Source records:

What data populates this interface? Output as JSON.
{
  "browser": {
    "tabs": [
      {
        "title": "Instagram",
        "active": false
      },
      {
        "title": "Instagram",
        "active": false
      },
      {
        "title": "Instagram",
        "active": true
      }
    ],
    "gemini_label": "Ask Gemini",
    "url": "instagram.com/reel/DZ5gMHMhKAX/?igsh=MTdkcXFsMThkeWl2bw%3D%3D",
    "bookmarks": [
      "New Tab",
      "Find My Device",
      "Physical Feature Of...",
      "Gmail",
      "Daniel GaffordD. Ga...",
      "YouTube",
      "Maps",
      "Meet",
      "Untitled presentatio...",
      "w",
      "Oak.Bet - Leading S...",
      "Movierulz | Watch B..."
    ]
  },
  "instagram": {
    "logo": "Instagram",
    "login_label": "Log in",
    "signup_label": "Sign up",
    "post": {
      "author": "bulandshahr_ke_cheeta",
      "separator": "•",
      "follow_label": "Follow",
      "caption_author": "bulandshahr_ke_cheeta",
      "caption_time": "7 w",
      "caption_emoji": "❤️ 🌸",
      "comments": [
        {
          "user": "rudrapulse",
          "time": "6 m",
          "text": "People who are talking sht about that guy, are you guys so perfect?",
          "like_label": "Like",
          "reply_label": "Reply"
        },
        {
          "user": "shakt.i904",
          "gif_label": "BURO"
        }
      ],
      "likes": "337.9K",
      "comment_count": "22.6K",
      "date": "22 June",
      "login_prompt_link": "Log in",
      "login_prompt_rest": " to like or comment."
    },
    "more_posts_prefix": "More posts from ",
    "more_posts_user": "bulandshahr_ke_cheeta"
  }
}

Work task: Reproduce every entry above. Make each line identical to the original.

Result of the exercise:
What data populates this interface? Output as JSON.
{
  "browser": {
    "tabs": [
      {
        "title": "Instagram",
        "active": false
      },
      {
        "title": "Instagram",
        "active": false
      },
      {
        "title": "Instagram",
        "active": true
      }
    ],
    "gemini_label": "Ask Gemini",
    "url": "instagram.com/reel/DZ5gMHMhKAX/?igsh=MTdkcXFsMThkeWl2bw%3D%3D",
    "bookmarks": [
      "New Tab",
      "Find My Device",
      "Physical Feature Of...",
      "Gmail",
      "Daniel GaffordD. Ga...",
      "YouTube",
      "Maps",
      "Meet",
      "Untitled presentatio...",
      "w",
      "Oak.Bet - Leading S...",
      "Movierulz | Watch B..."
    ]
  },
  "instagram": {
    "logo": "Instagram",
    "login_label": "Log in",
    "signup_label": "Sign up",
    "post": {
      "author": "bulandshahr_ke_cheeta",
      "separator": "•",
      "follow_label": "Follow",
      "caption_author": "bulandshahr_ke_cheeta",
      "caption_time": "7 w",
      "caption_emoji": "❤️ 🌸",
      "comments": [
        {
          "user": "rudrapulse",
          "time": "6 m",
          "text": "People who are talking sht about that guy, are you guys so perfect?",
          "like_label": "Like",
          "reply_label": "Reply"
        },
        {
          "user": "shakt.i904",
          "gif_label": "BURO"
        }
      ],
      "likes": "337.9K",
      "comment_count": "22.6K",
      "date": "22 June",
      "login_prompt_link": "Log in",
      "login_prompt_rest": " to like or comment."
    },
    "more_posts_prefix": "More posts from ",
    "more_posts_user": "bulandshahr_ke_cheeta"
  }
}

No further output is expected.